"""
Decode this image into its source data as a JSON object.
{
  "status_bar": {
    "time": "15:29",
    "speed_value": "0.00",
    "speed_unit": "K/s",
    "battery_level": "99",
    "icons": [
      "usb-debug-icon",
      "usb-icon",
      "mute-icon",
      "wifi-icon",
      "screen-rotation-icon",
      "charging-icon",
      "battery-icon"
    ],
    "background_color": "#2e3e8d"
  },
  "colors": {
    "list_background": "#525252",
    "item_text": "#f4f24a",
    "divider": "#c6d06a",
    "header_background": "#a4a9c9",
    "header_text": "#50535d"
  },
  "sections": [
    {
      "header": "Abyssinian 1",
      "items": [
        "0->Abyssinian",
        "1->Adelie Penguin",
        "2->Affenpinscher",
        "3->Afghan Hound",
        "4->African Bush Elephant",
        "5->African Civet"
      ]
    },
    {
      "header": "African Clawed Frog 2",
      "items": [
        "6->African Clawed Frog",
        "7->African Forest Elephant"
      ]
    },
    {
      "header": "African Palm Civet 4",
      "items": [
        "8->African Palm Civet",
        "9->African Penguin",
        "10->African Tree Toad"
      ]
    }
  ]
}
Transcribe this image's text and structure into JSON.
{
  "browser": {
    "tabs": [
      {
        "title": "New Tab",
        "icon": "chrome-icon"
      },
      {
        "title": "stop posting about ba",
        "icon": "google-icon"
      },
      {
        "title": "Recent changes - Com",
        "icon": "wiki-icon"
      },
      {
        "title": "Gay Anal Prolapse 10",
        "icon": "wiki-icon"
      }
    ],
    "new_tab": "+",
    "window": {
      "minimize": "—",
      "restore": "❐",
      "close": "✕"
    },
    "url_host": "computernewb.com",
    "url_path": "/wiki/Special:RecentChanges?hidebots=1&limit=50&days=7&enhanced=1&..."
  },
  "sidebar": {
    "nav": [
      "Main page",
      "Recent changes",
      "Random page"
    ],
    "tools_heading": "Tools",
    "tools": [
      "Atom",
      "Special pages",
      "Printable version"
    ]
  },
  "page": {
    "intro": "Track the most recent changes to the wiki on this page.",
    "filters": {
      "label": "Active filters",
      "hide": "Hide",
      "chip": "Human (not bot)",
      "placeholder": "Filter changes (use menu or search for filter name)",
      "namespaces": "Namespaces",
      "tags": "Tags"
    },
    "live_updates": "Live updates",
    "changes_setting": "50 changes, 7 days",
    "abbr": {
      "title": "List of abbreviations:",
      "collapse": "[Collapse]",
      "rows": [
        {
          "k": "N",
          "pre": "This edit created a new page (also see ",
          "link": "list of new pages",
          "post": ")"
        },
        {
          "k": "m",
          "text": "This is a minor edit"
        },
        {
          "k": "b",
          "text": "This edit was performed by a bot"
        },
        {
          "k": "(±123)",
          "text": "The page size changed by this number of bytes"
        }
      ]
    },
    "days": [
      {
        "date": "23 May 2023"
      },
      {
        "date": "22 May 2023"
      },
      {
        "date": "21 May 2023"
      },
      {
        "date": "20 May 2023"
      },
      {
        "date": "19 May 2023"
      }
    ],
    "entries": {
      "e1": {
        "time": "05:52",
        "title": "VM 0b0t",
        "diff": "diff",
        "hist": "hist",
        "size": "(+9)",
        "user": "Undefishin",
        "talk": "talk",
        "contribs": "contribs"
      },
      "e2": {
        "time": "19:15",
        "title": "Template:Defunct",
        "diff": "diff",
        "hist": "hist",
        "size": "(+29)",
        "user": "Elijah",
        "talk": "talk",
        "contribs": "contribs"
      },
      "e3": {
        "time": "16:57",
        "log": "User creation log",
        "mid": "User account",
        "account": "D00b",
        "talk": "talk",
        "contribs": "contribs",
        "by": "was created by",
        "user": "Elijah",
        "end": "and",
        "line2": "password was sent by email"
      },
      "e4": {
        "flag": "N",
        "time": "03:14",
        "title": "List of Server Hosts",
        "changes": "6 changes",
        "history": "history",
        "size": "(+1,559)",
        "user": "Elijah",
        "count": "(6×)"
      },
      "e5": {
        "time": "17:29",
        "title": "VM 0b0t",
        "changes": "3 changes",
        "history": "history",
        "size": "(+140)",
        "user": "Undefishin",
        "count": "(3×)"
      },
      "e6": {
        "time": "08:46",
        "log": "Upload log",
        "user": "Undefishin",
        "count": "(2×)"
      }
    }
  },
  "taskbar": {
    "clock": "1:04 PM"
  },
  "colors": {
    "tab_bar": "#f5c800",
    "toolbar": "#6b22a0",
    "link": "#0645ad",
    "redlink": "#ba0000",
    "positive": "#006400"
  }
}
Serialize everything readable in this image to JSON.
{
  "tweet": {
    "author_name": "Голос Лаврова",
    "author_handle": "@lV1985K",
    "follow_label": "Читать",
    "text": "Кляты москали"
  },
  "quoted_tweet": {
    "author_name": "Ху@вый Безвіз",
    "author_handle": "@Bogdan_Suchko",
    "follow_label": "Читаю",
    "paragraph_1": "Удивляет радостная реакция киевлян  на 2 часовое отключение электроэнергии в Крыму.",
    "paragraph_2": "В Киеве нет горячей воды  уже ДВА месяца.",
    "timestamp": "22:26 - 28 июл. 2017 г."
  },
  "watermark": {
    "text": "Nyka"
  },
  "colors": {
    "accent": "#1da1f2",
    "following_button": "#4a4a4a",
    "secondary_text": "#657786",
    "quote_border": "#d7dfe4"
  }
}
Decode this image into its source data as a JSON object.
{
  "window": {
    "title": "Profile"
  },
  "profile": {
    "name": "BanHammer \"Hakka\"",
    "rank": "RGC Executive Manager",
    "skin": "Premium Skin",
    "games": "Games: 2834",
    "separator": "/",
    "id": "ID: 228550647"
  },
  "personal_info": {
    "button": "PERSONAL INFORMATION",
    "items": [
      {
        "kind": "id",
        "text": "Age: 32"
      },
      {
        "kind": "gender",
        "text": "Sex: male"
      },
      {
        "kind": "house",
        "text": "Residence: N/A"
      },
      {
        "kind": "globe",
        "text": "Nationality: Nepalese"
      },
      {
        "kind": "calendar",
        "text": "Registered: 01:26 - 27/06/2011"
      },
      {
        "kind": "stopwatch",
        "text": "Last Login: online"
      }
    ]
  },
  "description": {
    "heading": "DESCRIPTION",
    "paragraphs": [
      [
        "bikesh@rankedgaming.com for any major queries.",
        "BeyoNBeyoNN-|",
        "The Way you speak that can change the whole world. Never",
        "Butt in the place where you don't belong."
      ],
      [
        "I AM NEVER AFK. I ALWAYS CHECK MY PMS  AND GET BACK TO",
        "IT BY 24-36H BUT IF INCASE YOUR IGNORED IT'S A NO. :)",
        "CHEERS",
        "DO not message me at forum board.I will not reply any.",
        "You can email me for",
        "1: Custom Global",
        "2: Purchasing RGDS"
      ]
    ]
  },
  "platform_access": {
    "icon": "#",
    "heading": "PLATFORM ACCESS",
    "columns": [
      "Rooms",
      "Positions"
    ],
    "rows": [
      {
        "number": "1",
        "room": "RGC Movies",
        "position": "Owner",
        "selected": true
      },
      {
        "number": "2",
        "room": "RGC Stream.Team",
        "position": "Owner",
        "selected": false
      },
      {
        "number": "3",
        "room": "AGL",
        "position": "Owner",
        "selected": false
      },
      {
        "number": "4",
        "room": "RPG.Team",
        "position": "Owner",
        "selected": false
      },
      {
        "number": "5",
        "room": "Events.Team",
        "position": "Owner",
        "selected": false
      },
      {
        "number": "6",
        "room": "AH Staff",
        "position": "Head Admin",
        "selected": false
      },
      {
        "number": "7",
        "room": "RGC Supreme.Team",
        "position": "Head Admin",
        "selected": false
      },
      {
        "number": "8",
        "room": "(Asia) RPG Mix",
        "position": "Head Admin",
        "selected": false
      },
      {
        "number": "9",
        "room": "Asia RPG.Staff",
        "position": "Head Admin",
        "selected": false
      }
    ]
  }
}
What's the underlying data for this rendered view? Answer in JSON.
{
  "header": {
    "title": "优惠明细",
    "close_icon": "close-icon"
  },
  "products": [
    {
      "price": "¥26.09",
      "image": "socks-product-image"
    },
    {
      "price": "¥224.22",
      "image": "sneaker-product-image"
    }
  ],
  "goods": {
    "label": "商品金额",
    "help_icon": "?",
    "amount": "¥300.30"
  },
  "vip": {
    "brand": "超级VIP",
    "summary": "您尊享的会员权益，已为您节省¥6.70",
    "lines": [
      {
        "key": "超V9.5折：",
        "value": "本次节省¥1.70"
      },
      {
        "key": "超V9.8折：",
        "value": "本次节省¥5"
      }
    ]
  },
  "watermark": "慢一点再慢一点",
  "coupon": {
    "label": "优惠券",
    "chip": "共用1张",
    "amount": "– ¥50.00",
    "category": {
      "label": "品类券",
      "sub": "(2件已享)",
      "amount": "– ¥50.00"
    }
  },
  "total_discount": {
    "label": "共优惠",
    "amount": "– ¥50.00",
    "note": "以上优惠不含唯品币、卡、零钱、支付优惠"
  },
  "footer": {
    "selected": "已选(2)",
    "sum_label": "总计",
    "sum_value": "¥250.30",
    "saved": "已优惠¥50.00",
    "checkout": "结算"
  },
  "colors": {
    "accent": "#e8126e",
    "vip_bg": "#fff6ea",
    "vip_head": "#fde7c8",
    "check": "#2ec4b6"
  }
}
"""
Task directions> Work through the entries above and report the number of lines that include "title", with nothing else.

Task answer> 11